the intermediate steps to derive the third normal form for PATIENT. PATIENT(patno,patname,gpno,gpname,appdate,consultant,conaddr,sample) patno patname gpno gpname appdate consultant conaddr sample 01027 Grist 919 Robinson 3/9/2004 Farnes Acadia Rd blood 20/12/2004 Farnes Acadia Rd none 10/10/2004 Edwards Beech Ave urine 08023 Daniels 818 Seymour 3/9/2004 Farnes Acadia Rd none 3/9/2004 Russ Fir St sputum 191146 Falken 717 Ibbotson 4/10/2004 Russ Fir St blood 001239 Burgess 818 Seymour 5/6/2004 Russ Fir St sputum 007249 Lynch 717 Ibbotson 9/11/2004 Edwards Beach Ave none

4. Reduce the following to BCNF, showing all the steps involved.
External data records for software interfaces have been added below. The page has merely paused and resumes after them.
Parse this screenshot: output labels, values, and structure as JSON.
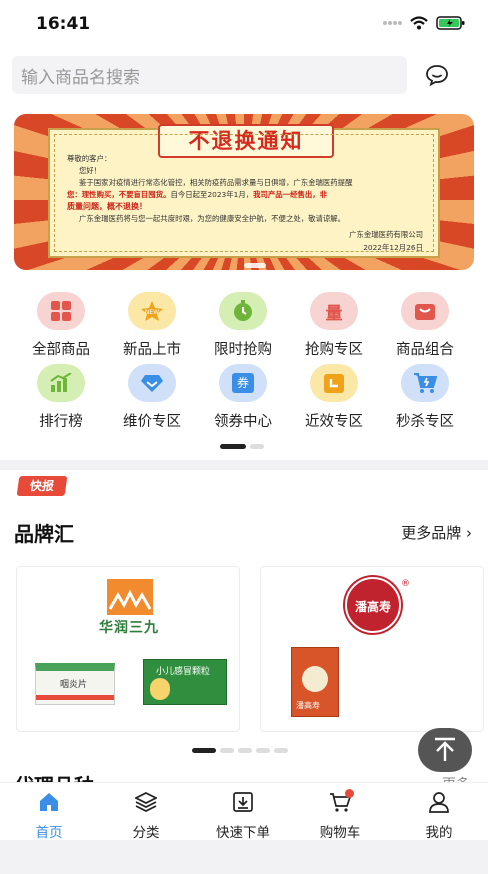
{
  "status": {
    "time": "16:41"
  },
  "search": {
    "placeholder": "输入商品名搜索",
    "message_icon": "chat-bubble-icon"
  },
  "banner": {
    "title": "不退换通知",
    "greeting": "尊敬的客户：",
    "hello": "您好！",
    "line1": "鉴于国家对疫情进行常态化管控，相关防疫药品需求量与日俱增，广东金瑞医药提醒",
    "line2a": "您：理性购买，不要盲目囤货。",
    "line2b": "自今日起至2023年1月，",
    "line2c": "我司产品一经售出，非",
    "line3": "质量问题，概不退换！",
    "line4": "广东金瑞医药将与您一起共度时艰，为您的健康安全护航，不便之处，敬请谅解。",
    "company": "广东金瑞医药有限公司",
    "date": "2022年12月26日"
  },
  "categories": [
    {
      "label": "全部商品",
      "icon": "grid-icon",
      "color": "#f7d4d1",
      "fg": "#e2574c"
    },
    {
      "label": "新品上市",
      "icon": "new-badge-icon",
      "color": "#fbe7a6",
      "fg": "#f0a31a"
    },
    {
      "label": "限时抢购",
      "icon": "stopwatch-icon",
      "color": "#d5eeb3",
      "fg": "#6fb53a"
    },
    {
      "label": "抢购专区",
      "icon": "quantity-icon",
      "color": "#f7d4d1",
      "fg": "#e2574c"
    },
    {
      "label": "商品组合",
      "icon": "bag-icon",
      "color": "#f7d4d1",
      "fg": "#e2574c"
    },
    {
      "label": "排行榜",
      "icon": "bar-chart-icon",
      "color": "#d5eeb3",
      "fg": "#6fb53a"
    },
    {
      "label": "维价专区",
      "icon": "diamond-icon",
      "color": "#cfe0f8",
      "fg": "#3a8ee6"
    },
    {
      "label": "领券中心",
      "icon": "coupon-icon",
      "color": "#cfe0f8",
      "fg": "#3a8ee6"
    },
    {
      "label": "近效专区",
      "icon": "calendar-icon",
      "color": "#fbe7a6",
      "fg": "#f0a31a"
    },
    {
      "label": "秒杀专区",
      "icon": "cart-icon",
      "color": "#cfe0f8",
      "fg": "#3a8ee6"
    }
  ],
  "news": {
    "badge": "快报"
  },
  "brands": {
    "title": "品牌汇",
    "more": "更多品牌 ›",
    "cards": [
      {
        "brand": "华润三九",
        "product_a": "咽炎片",
        "product_b": "小儿感冒颗粒"
      },
      {
        "brand": "潘高寿",
        "product_a": "潘高寿"
      }
    ]
  },
  "next_section": {
    "title": "代理品种",
    "more": "更多"
  },
  "tabbar": [
    {
      "label": "首页",
      "icon": "home-icon",
      "active": true
    },
    {
      "label": "分类",
      "icon": "layers-icon",
      "active": false
    },
    {
      "label": "快速下单",
      "icon": "quick-order-icon",
      "active": false
    },
    {
      "label": "购物车",
      "icon": "shopping-cart-icon",
      "active": false
    },
    {
      "label": "我的",
      "icon": "user-icon",
      "active": false
    }
  ],
  "colors": {
    "accent": "#3a8ee6",
    "red": "#e84a3a"
  }
}
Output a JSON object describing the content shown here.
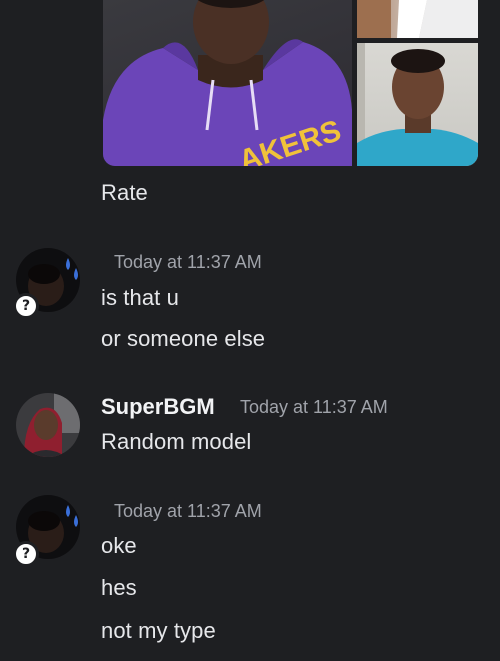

Supplier(sno,sname,saddress,(partno, partdesc,(custid,custname,custaddr,quantity))) sno -> sname,saddr sno,partno -> partdesc sno,partno,custid -> quantity sname -> sno custid -> custname,custaddr Suppliers supply many parts to many customers. Each customer deals with only one supplier. Supplier names are unique. Customer names are not unique. 5. Normalise the following relation to 3NF showing all the steps involved. GP(gpno,cpname,gpadd,(patno,patname,patadd,patdob, (apptdate,apptime,diagnosis,treatment))) gpno -> gpname,gpadd patno -> patname,patadd, patdob patno,apptdate -> apptime,diagnosis diagnosis -> treatment

6. The table below shows an extract from a tour operator's data on travel agent bookings. Derive the third normal form of the data, showing all the intermediate steps. batchno agentno agent name holiday code cost quantity booked airport code airport name 1 76 Bairns travel B563 363 10 1 Luton B248 248 20 12 Edinburgh B428 322 18 11 Glasgow 2 142 Active Holidays B563 363 15 1 Luton C930 568 2 14 Newcastle A270 972 1 14 Newcastle B728 248 5 12 Edinburgh 3 76 Bairns travel C930 568 11 1 Luton






7. A software consulting firm wishes to keep the following data for an employee and costing database: * employee number * employee name * employee address * salary * current job code * job history (job promotion code + year) * office location * telephone number * project number * project name * task number * task name * project budget * task expendature to date * department number * department name There are none, one or mor ejob promotion code/year entries per employee. The office location uniquely depends on the telephone number, and there may be more than one employee using the same telephone and more than one telephone in the one office. Tasks are numbered uniquely only within each project. An employee may be concurrently assigned to more than one project and task, but belongs to one department. Reduce this data to third normal form.